*Work to be completed*: With no images included, output each entry below exactly as it appears.

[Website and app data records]
###

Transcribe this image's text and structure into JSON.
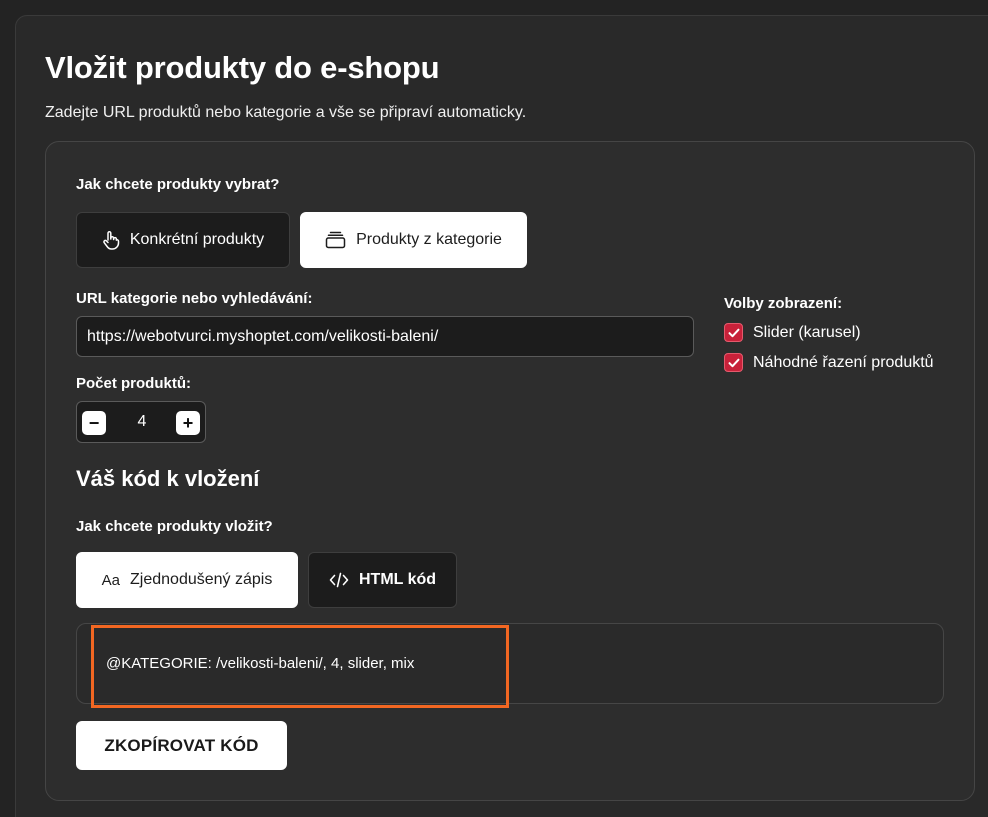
{
  "title": "Vložit produkty do e-shopu",
  "subtitle": "Zadejte URL produktů nebo kategorie a vše se připraví automaticky.",
  "selection": {
    "question": "Jak chcete produkty vybrat?",
    "options": [
      {
        "label": "Konkrétní produkty",
        "icon": "pointer-hand-icon",
        "selected": false
      },
      {
        "label": "Produkty z kategorie",
        "icon": "stack-icon",
        "selected": true
      }
    ]
  },
  "url_field": {
    "label": "URL kategorie nebo vyhledávání:",
    "value": "https://webotvurci.myshoptet.com/velikosti-baleni/"
  },
  "count": {
    "label": "Počet produktů:",
    "value": "4",
    "minus": "−",
    "plus": "+"
  },
  "display_options": {
    "label": "Volby zobrazení:",
    "items": [
      {
        "label": "Slider (karusel)",
        "checked": true
      },
      {
        "label": "Náhodné řazení produktů",
        "checked": true
      }
    ]
  },
  "code_section": {
    "title": "Váš kód k vložení",
    "question": "Jak chcete produkty vložit?",
    "formats": [
      {
        "icon_text": "Aa",
        "label": "Zjednodušený zápis",
        "selected": true
      },
      {
        "icon_text": "</>",
        "label": "HTML kód",
        "selected": false
      }
    ],
    "code": "@KATEGORIE: /velikosti-baleni/, 4, slider, mix",
    "copy_label": "ZKOPÍROVAT KÓD"
  },
  "colors": {
    "background": "#232323",
    "card": "#2d2d2d",
    "checkbox": "#c8213a",
    "highlight": "#f26722"
  }
}
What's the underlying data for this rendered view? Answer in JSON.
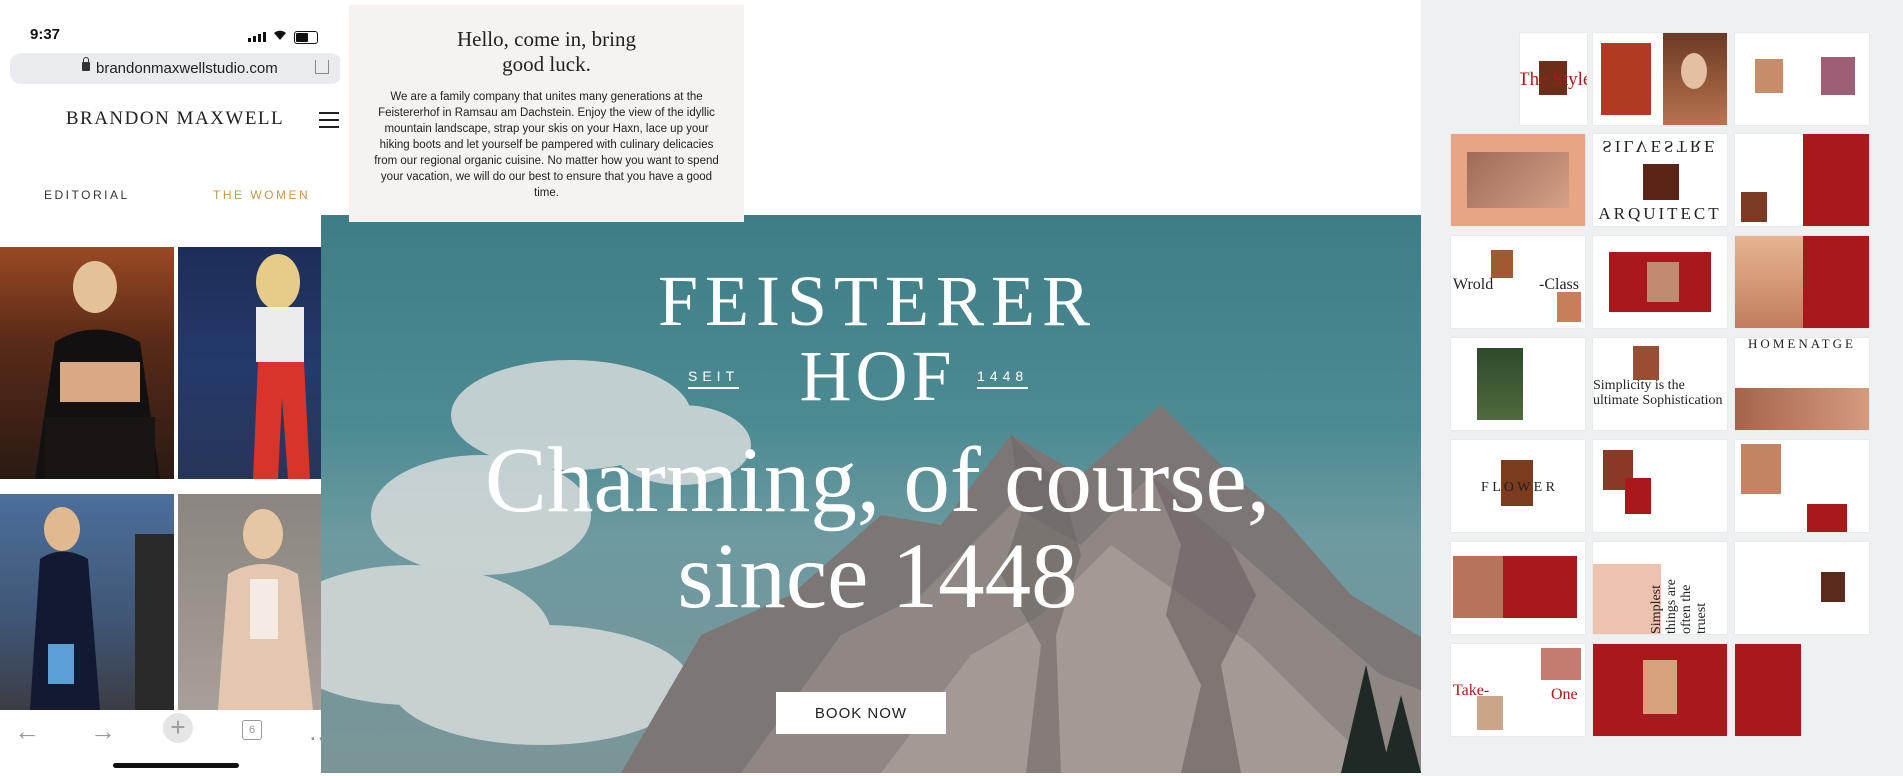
{
  "phone": {
    "time": "9:37",
    "url": "brandonmaxwellstudio.com",
    "brand": "BRANDON MAXWELL",
    "tabs": [
      "EDITORIAL",
      "THE WOMEN"
    ],
    "tab_active_color": "#c39a4f",
    "toolbar": {
      "back": "←",
      "forward": "→",
      "new_tab": "+",
      "tab_count": "6",
      "more": "…"
    }
  },
  "hotel_card": {
    "heading": "Hello, come in, bring good luck.",
    "body": "We are a family company that unites many generations at the Feistererhof in Ramsau am Dachstein. Enjoy the view of the idyllic mountain landscape, strap your skis on your Haxn, lace up your hiking boots and let yourself be pampered with culinary delicacies from our regional organic cuisine. No matter how you want to spend your vacation, we will do our best to ensure that you have a good time."
  },
  "hero": {
    "logo_line1": "FEISTERER",
    "logo_line2": "HOF",
    "seit": "SEIT",
    "year": "1448",
    "headline_line1": "Charming, of course,",
    "headline_line2": "since 1448",
    "cta": "BOOK NOW"
  },
  "mockups": {
    "texts": {
      "the_style": "The Style",
      "silvestre": "SILVESTRE",
      "arquitect": "ARQUITECT",
      "wrold": "Wrold",
      "class": "-Class",
      "homenatge": "HOMENATGE",
      "simplicity": "Simplicity is the ultimate Sophistication",
      "flower": "F L O W E R",
      "simplest": "Simplest things are often the truest",
      "take": "Take-",
      "one": "One"
    },
    "accent_red": "#a8191b",
    "accent_peach": "#e8a584"
  }
}
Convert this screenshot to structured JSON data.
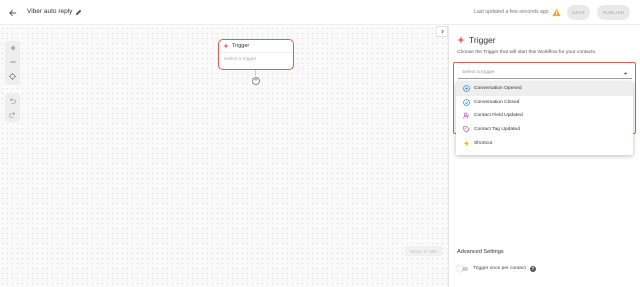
{
  "header": {
    "workflow_name": "Viber auto reply",
    "last_updated": "Last updated a few seconds ago",
    "save_label": "SAVE",
    "publish_label": "PUBLISH",
    "icons": {
      "back": "arrow-left-icon",
      "edit": "pencil-icon",
      "warning": "warning-icon"
    }
  },
  "canvas": {
    "tools": {
      "zoom_in": "plus-icon",
      "zoom_out": "minus-icon",
      "fit": "fit-view-icon",
      "undo": "undo-icon",
      "redo": "redo-icon"
    },
    "node": {
      "title": "Trigger",
      "placeholder": "Select a trigger",
      "icon": "sparkle-icon"
    },
    "add_icon": "+",
    "steps_badge": "Steps: 0 / 100"
  },
  "panel": {
    "collapse_icon": "chevron-right-icon",
    "title": "Trigger",
    "description": "Choose the Trigger that will start this Workflow for your contacts.",
    "select_placeholder": "Select a trigger",
    "options": [
      {
        "label": "Conversation Opened",
        "icon": "chat-bubble-icon",
        "color": "#1e88e5"
      },
      {
        "label": "Conversation Closed",
        "icon": "chat-check-icon",
        "color": "#1e88e5"
      },
      {
        "label": "Contact Field Updated",
        "icon": "contact-field-icon",
        "color": "#ab47bc"
      },
      {
        "label": "Contact Tag Updated",
        "icon": "tag-icon",
        "color": "#ab47bc"
      },
      {
        "label": "Shortcut",
        "icon": "lightning-icon",
        "color": "#ffb300"
      }
    ],
    "advanced_title": "Advanced Settings",
    "toggle_label": "Trigger once per contact",
    "help_icon": "?"
  },
  "colors": {
    "accent_red": "#e05a5a",
    "warning_orange": "#f5a623",
    "disabled_button_bg": "#e9e9e9"
  }
}
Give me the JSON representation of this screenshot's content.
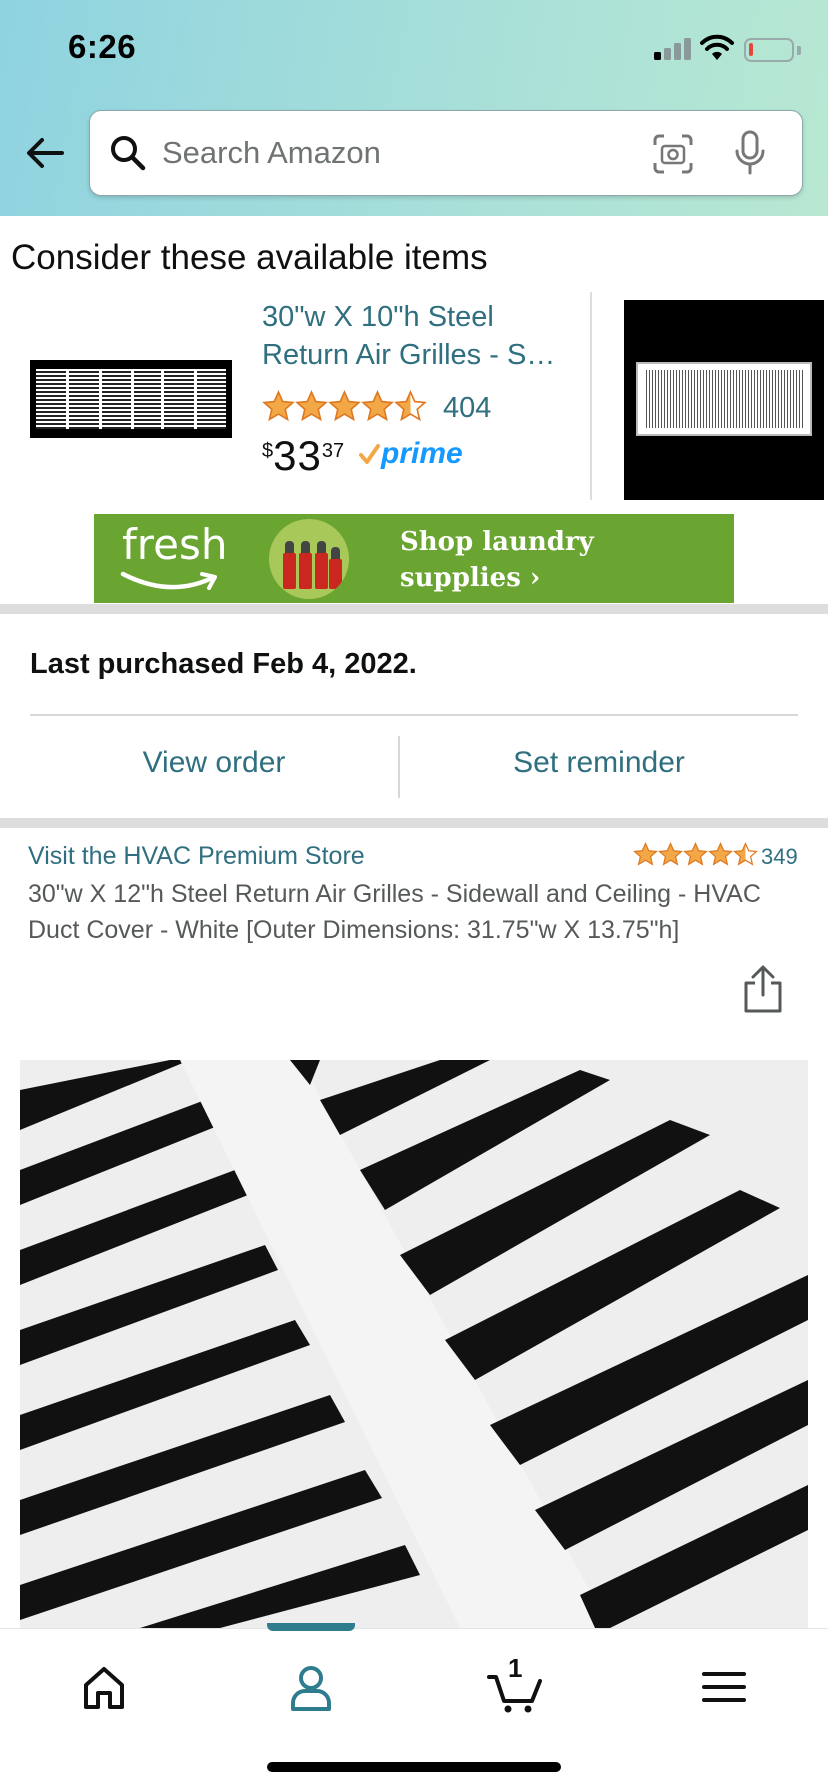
{
  "status_bar": {
    "time": "6:26",
    "battery_level": 0.1
  },
  "search": {
    "placeholder": "Search Amazon",
    "value": ""
  },
  "icons": {
    "back": "arrow-left-icon",
    "search": "magnifier-icon",
    "camera": "camera-scan-icon",
    "mic": "microphone-icon",
    "share": "share-icon",
    "home": "home-icon",
    "account": "person-icon",
    "cart": "cart-icon",
    "menu": "hamburger-menu-icon"
  },
  "consider_section": {
    "title": "Consider these available items",
    "items": [
      {
        "title": "30\"w X 10\"h Steel Return Air Grilles - S…",
        "rating": 4.5,
        "rating_count": "404",
        "price_symbol": "$",
        "price_whole": "33",
        "price_fraction": "37",
        "prime_label": "prime"
      }
    ]
  },
  "fresh_banner": {
    "logo": "fresh",
    "line1": "Shop laundry",
    "line2": "supplies ›"
  },
  "purchase_info": {
    "last_purchased": "Last purchased Feb 4, 2022.",
    "view_order": "View order",
    "set_reminder": "Set reminder"
  },
  "product": {
    "store_link": "Visit the HVAC Premium Store",
    "rating": 4.5,
    "rating_count": "349",
    "title": "30\"w X 12\"h Steel Return Air Grilles - Sidewall and Ceiling - HVAC Duct Cover - White [Outer Dimensions: 31.75\"w X 13.75\"h]"
  },
  "bottom_nav": {
    "active": "account",
    "cart_count": "1"
  },
  "colors": {
    "link": "#2f6f7f",
    "star": "#f3a847",
    "prime": "#1399ff",
    "fresh_green": "#6aa532",
    "nav_active": "#2f7c8e"
  }
}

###

*Result of this exercise*:
Transcribe this image's text and structure into JSON.
{
  "title": "Vložit produkty do e-shopu",
  "subtitle": "Zadejte URL produktů nebo kategorie a vše se připraví automaticky.",
  "selection": {
    "question": "Jak chcete produkty vybrat?",
    "options": [
      {
        "label": "Konkrétní produkty",
        "icon": "pointer-hand-icon",
        "selected": false
      },
      {
        "label": "Produkty z kategorie",
        "icon": "stack-icon",
        "selected": true
      }
    ]
  },
  "url_field": {
    "label": "URL kategorie nebo vyhledávání:",
    "value": "https://webotvurci.myshoptet.com/velikosti-baleni/"
  },
  "count": {
    "label": "Počet produktů:",
    "value": "4",
    "minus": "−",
    "plus": "+"
  },
  "display_options": {
    "label": "Volby zobrazení:",
    "items": [
      {
        "label": "Slider (karusel)",
        "checked": true
      },
      {
        "label": "Náhodné řazení produktů",
        "checked": true
      }
    ]
  },
  "code_section": {
    "title": "Váš kód k vložení",
    "question": "Jak chcete produkty vložit?",
    "formats": [
      {
        "icon_text": "Aa",
        "label": "Zjednodušený zápis",
        "selected": true
      },
      {
        "icon_text": "</>",
        "label": "HTML kód",
        "selected": false
      }
    ],
    "code": "@KATEGORIE: /velikosti-baleni/, 4, slider, mix",
    "copy_label": "ZKOPÍROVAT KÓD"
  },
  "colors": {
    "background": "#232323",
    "card": "#2d2d2d",
    "checkbox": "#c8213a",
    "highlight": "#f26722"
  }
}
What's the underlying data for this rendered view? Answer in JSON.
{
  "phone": {
    "time": "9:37",
    "url": "brandonmaxwellstudio.com",
    "brand": "BRANDON MAXWELL",
    "tabs": [
      "EDITORIAL",
      "THE WOMEN"
    ],
    "tab_active_color": "#c39a4f",
    "toolbar": {
      "back": "←",
      "forward": "→",
      "new_tab": "+",
      "tab_count": "6",
      "more": "…"
    }
  },
  "hotel_card": {
    "heading": "Hello, come in, bring good luck.",
    "body": "We are a family company that unites many generations at the Feistererhof in Ramsau am Dachstein. Enjoy the view of the idyllic mountain landscape, strap your skis on your Haxn, lace up your hiking boots and let yourself be pampered with culinary delicacies from our regional organic cuisine. No matter how you want to spend your vacation, we will do our best to ensure that you have a good time."
  },
  "hero": {
    "logo_line1": "FEISTERER",
    "logo_line2": "HOF",
    "seit": "SEIT",
    "year": "1448",
    "headline_line1": "Charming, of course,",
    "headline_line2": "since 1448",
    "cta": "BOOK NOW"
  },
  "mockups": {
    "texts": {
      "the_style": "The Style",
      "silvestre": "SILVESTRE",
      "arquitect": "ARQUITECT",
      "wrold": "Wrold",
      "class": "-Class",
      "homenatge": "HOMENATGE",
      "simplicity": "Simplicity is the ultimate Sophistication",
      "flower": "F L O W E R",
      "simplest": "Simplest things are often the truest",
      "take": "Take-",
      "one": "One"
    },
    "accent_red": "#a8191b",
    "accent_peach": "#e8a584"
  }
}
Convert this screenshot to structured JSON data.
{
  "header": {
    "workflow_name": "Viber auto reply",
    "last_updated": "Last updated a few seconds ago",
    "save_label": "SAVE",
    "publish_label": "PUBLISH",
    "icons": {
      "back": "arrow-left-icon",
      "edit": "pencil-icon",
      "warning": "warning-icon"
    }
  },
  "canvas": {
    "tools": {
      "zoom_in": "plus-icon",
      "zoom_out": "minus-icon",
      "fit": "fit-view-icon",
      "undo": "undo-icon",
      "redo": "redo-icon"
    },
    "node": {
      "title": "Trigger",
      "placeholder": "Select a trigger",
      "icon": "sparkle-icon"
    },
    "add_icon": "+",
    "steps_badge": "Steps: 0 / 100"
  },
  "panel": {
    "collapse_icon": "chevron-right-icon",
    "title": "Trigger",
    "description": "Choose the Trigger that will start this Workflow for your contacts.",
    "select_placeholder": "Select a trigger",
    "options": [
      {
        "label": "Conversation Opened",
        "icon": "chat-bubble-icon",
        "color": "#1e88e5"
      },
      {
        "label": "Conversation Closed",
        "icon": "chat-check-icon",
        "color": "#1e88e5"
      },
      {
        "label": "Contact Field Updated",
        "icon": "contact-field-icon",
        "color": "#ab47bc"
      },
      {
        "label": "Contact Tag Updated",
        "icon": "tag-icon",
        "color": "#ab47bc"
      },
      {
        "label": "Shortcut",
        "icon": "lightning-icon",
        "color": "#ffb300"
      }
    ],
    "advanced_title": "Advanced Settings",
    "toggle_label": "Trigger once per contact",
    "help_icon": "?"
  },
  "colors": {
    "accent_red": "#e05a5a",
    "warning_orange": "#f5a623",
    "disabled_button_bg": "#e9e9e9"
  }
}
Give me the JSON representation of this screenshot's content.
{
  "status_bar": {
    "time": "6:26",
    "battery_level": 0.1
  },
  "search": {
    "placeholder": "Search Amazon",
    "value": ""
  },
  "icons": {
    "back": "arrow-left-icon",
    "search": "magnifier-icon",
    "camera": "camera-scan-icon",
    "mic": "microphone-icon",
    "share": "share-icon",
    "home": "home-icon",
    "account": "person-icon",
    "cart": "cart-icon",
    "menu": "hamburger-menu-icon"
  },
  "consider_section": {
    "title": "Consider these available items",
    "items": [
      {
        "title": "30\"w X 10\"h Steel Return Air Grilles - S…",
        "rating": 4.5,
        "rating_count": "404",
        "price_symbol": "$",
        "price_whole": "33",
        "price_fraction": "37",
        "prime_label": "prime"
      }
    ]
  },
  "fresh_banner": {
    "logo": "fresh",
    "line1": "Shop laundry",
    "line2": "supplies ›"
  },
  "purchase_info": {
    "last_purchased": "Last purchased Feb 4, 2022.",
    "view_order": "View order",
    "set_reminder": "Set reminder"
  },
  "product": {
    "store_link": "Visit the HVAC Premium Store",
    "rating": 4.5,
    "rating_count": "349",
    "title": "30\"w X 12\"h Steel Return Air Grilles - Sidewall and Ceiling - HVAC Duct Cover - White [Outer Dimensions: 31.75\"w X 13.75\"h]"
  },
  "bottom_nav": {
    "active": "account",
    "cart_count": "1"
  },
  "colors": {
    "link": "#2f6f7f",
    "star": "#f3a847",
    "prime": "#1399ff",
    "fresh_green": "#6aa532",
    "nav_active": "#2f7c8e"
  }
}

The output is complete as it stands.